So what’s the problem?

It’s no secret that how we think about things influences what we do . Tony Robbins examines the stories we tell ourselves and whether they empower or disempower us.  This TED blog talks about  five  examples of how language can affect the way we think and here’s a journal article that shows how theories can become self-fulfilling prophecies.

Bringing this back to leadership, I want to focus on the fact that many of us use the word “art” when describing leadership. I did in my first blog post because that’s how the Canadian Forces defined it back in the 90’s and that’s the way it has become ingrained in my head.

I want to look at this metaphor more closely and see if it’s really the metaphor I want to keep using.

Art is performed by artists–special people with skills most of us don’t have. Artists usually have to sacrifice everything and a fair number aren’t even recognized as great until they’re dead. That’s a rather depressing way to look at leadership. And to be realistic, we need leaders out there in the field and in industry doing things, not just looking pretty on a wall in some art gallery.

Also, an artist is selfish in the sense that they have a sentiment or feeling that they want to express and they want to express it a certain way. If people don’t understand the artist’s work, the artist usually doesn’t make any apologies and try to recreate the art a different way. The work of art is what it is.

Some leaders are like that. Steve Jobs made no apologies about what he envisioned and he drove Apple with his sheer force of will.  However, other leaders have tried the same strategy and failed miserably.

Like any skill, whether it’s painting, solving algebraic equations, or leadership, the more we practice, the better we get. If there’s one thing I like about the “art” metaphor is that art is about expressing or applying creative skill. There’s no doubt that creativity is useful, but I would like to argue that it’s a characteristic of creativity that’s actually one of the most valuable traits for a leader to have.

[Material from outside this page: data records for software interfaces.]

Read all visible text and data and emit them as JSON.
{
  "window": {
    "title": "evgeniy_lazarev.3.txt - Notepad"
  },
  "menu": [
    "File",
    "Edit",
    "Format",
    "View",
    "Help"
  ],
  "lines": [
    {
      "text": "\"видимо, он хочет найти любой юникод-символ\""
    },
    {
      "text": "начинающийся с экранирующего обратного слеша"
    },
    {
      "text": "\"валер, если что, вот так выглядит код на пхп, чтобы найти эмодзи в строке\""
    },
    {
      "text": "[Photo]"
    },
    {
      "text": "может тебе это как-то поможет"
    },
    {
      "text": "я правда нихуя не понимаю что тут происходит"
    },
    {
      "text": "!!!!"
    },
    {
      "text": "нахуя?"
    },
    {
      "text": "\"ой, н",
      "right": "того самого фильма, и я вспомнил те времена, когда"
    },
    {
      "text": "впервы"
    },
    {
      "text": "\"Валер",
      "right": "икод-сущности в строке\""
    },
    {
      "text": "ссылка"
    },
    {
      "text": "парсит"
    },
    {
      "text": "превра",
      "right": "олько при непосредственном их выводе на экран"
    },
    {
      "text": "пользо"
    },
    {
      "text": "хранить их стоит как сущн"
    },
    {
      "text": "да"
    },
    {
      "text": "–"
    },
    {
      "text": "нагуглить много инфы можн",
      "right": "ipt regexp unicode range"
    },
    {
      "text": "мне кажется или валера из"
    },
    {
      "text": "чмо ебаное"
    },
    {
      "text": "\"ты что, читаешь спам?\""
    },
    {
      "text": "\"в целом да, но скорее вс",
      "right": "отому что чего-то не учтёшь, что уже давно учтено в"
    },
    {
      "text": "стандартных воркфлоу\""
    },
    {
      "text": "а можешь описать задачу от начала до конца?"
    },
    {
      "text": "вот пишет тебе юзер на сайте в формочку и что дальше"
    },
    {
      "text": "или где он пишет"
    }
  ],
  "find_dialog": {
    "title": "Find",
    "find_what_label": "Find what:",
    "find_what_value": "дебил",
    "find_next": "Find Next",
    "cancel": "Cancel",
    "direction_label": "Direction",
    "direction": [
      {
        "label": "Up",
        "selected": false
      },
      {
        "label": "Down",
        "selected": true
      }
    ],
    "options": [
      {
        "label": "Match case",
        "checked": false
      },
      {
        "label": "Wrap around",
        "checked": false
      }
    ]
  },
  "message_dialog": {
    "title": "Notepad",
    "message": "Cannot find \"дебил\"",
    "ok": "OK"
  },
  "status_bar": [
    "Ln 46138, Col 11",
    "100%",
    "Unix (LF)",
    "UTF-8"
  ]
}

Flexibility. The ability to change in response to circumstances.

In this case, I think calling leadership an art is valuable. After all, science is not usually known for its flexible approaches to problem solving. Newton’s laws haven’t changed over time. But, not all science is linear. As my background is in science, the idea of looking at non-linear sciences as a metaphor for leadership intrigues me. But that’s a future post.

So what other metaphors can we use to describe leadership? Me and another instructor once asked a group of leaders this same question. We made them wander around the classroom and asked them to look at what leadership lessons they could learn. One group looked at the corner where four tiles met on the floor. They said that being a leader was like that corner, with all the lines going toward that point. Sometimes the edges between the tiles got dirty, but the corner still had a job to do.

Another metaphor I’ve used:

Leadership is like driving a car.

1. You need a destination (goal that you’re trying to accomplish) otherwise what’s the point?

2. You need to figure out the best route (technical problem solving).

3. You need to supply gas and steering to your car (team) in order to get to the destination.

Anyone who has ever been on a road trip knows that the travel is the toughest part. People suffer from travel fatigue (are we there yet?!). Cars break down. Maps aren’t always accurate.

In the end, some drivers will give up and go home. Some will ask for directions from the locals. Some will make necessary repairs en route while others push on with a rattling under the hood. I like to think most of us will get to our destination. The real question is whether or not we’re going to have a car left for the next trip when this one is over or whether we’ll have to thumb a ride home from the side of the road.

The great thing is we don’t always have to use the same metaphor. Sometimes we may want to be the artist, sometimes the driver, sometimes the chalk sitting on the edge of the chalkboard, waiting to be picked up. We can switch metaphors and the stories that define us, anytime we want, anytime we’re stuck, or anytime we just want to try something new.

So what’s your metaphor for leadership?